Retype the listing without any alteration.
Top of Supplied records
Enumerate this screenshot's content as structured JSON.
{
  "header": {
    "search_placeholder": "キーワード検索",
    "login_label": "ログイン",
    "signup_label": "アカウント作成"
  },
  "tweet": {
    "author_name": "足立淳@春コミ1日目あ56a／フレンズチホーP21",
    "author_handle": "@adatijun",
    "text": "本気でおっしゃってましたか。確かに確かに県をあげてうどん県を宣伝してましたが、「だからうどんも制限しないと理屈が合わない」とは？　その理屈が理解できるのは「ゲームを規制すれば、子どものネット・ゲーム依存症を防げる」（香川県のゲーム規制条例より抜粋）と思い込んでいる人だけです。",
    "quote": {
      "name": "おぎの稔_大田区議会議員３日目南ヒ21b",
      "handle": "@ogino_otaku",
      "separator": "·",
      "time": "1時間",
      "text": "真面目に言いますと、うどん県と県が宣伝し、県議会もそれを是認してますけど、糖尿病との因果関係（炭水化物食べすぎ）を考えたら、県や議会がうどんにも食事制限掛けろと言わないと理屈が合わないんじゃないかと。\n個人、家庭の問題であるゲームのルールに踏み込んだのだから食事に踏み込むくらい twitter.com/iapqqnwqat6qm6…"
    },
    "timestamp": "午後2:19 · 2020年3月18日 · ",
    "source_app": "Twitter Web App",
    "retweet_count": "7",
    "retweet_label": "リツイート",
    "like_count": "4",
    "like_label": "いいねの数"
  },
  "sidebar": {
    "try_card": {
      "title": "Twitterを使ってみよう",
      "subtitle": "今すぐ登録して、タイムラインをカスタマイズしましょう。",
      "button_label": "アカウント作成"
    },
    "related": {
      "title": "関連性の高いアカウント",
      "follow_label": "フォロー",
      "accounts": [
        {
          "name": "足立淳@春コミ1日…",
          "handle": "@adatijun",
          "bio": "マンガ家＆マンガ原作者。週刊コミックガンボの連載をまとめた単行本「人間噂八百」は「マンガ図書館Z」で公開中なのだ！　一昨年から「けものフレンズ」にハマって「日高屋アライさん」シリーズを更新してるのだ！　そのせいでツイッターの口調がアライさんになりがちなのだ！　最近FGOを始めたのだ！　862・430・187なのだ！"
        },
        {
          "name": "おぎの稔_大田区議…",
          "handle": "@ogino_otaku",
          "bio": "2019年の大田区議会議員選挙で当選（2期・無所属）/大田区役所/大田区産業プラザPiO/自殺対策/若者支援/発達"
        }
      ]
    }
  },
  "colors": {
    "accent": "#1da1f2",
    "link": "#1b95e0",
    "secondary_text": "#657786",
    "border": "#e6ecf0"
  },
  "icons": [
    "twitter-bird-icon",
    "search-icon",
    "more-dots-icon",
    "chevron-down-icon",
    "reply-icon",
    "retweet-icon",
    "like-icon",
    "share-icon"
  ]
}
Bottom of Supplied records
Exercise solution:
Enumerate this screenshot's content as structured JSON.
{
  "header": {
    "search_placeholder": "キーワード検索",
    "login_label": "ログイン",
    "signup_label": "アカウント作成"
  },
  "tweet": {
    "author_name": "足立淳@春コミ1日目あ56a／フレンズチホーP21",
    "author_handle": "@adatijun",
    "text": "本気でおっしゃってましたか。確かに確かに県をあげてうどん県を宣伝してましたが、「だからうどんも制限しないと理屈が合わない」とは？　その理屈が理解できるのは「ゲームを規制すれば、子どものネット・ゲーム依存症を防げる」（香川県のゲーム規制条例より抜粋）と思い込んでいる人だけです。",
    "quote": {
      "name": "おぎの稔_大田区議会議員３日目南ヒ21b",
      "handle": "@ogino_otaku",
      "separator": "·",
      "time": "1時間",
      "text": "真面目に言いますと、うどん県と県が宣伝し、県議会もそれを是認してますけど、糖尿病との因果関係（炭水化物食べすぎ）を考えたら、県や議会がうどんにも食事制限掛けろと言わないと理屈が合わないんじゃないかと。\n個人、家庭の問題であるゲームのルールに踏み込んだのだから食事に踏み込むくらい twitter.com/iapqqnwqat6qm6…"
    },
    "timestamp": "午後2:19 · 2020年3月18日 · ",
    "source_app": "Twitter Web App",
    "retweet_count": "7",
    "retweet_label": "リツイート",
    "like_count": "4",
    "like_label": "いいねの数"
  },
  "sidebar": {
    "try_card": {
      "title": "Twitterを使ってみよう",
      "subtitle": "今すぐ登録して、タイムラインをカスタマイズしましょう。",
      "button_label": "アカウント作成"
    },
    "related": {
      "title": "関連性の高いアカウント",
      "follow_label": "フォロー",
      "accounts": [
        {
          "name": "足立淳@春コミ1日…",
          "handle": "@adatijun",
          "bio": "マンガ家＆マンガ原作者。週刊コミックガンボの連載をまとめた単行本「人間噂八百」は「マンガ図書館Z」で公開中なのだ！　一昨年から「けものフレンズ」にハマって「日高屋アライさん」シリーズを更新してるのだ！　そのせいでツイッターの口調がアライさんになりがちなのだ！　最近FGOを始めたのだ！　862・430・187なのだ！"
        },
        {
          "name": "おぎの稔_大田区議…",
          "handle": "@ogino_otaku",
          "bio": "2019年の大田区議会議員選挙で当選（2期・無所属）/大田区役所/大田区産業プラザPiO/自殺対策/若者支援/発達"
        }
      ]
    }
  },
  "colors": {
    "accent": "#1da1f2",
    "link": "#1b95e0",
    "secondary_text": "#657786",
    "border": "#e6ecf0"
  },
  "icons": [
    "twitter-bird-icon",
    "search-icon",
    "more-dots-icon",
    "chevron-down-icon",
    "reply-icon",
    "retweet-icon",
    "like-icon",
    "share-icon"
  ]
}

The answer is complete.